··· LISTED ENTRIES
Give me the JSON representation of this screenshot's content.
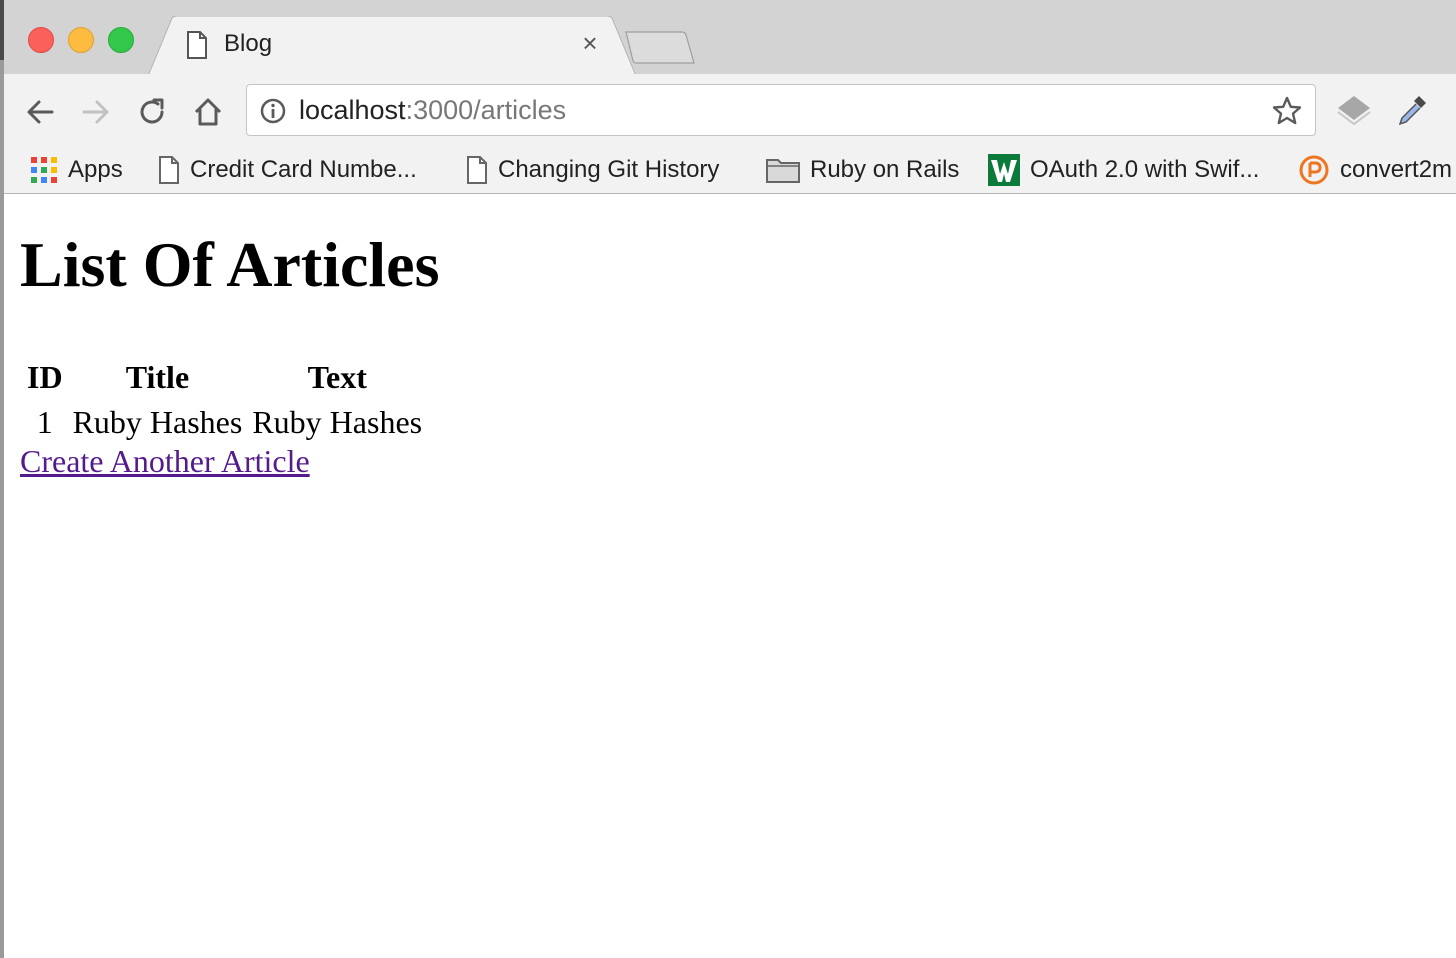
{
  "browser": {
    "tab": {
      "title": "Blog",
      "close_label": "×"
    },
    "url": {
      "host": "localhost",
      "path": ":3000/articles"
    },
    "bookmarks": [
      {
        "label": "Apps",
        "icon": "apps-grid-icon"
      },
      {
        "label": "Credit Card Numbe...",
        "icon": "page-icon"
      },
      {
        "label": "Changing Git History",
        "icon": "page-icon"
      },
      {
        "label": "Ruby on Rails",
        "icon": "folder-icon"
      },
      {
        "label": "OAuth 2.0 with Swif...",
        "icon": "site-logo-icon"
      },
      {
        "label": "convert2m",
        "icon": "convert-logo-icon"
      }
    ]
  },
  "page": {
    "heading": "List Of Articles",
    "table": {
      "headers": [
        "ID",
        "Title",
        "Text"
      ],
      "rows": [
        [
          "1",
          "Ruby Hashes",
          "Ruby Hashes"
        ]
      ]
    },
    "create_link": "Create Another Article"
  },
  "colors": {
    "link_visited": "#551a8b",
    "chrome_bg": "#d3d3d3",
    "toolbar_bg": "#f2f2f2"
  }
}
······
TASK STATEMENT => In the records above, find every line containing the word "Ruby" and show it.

RESPONSE BELOW =>
        "label": "Ruby on Rails",
          "Ruby Hashes",
          "Ruby Hashes"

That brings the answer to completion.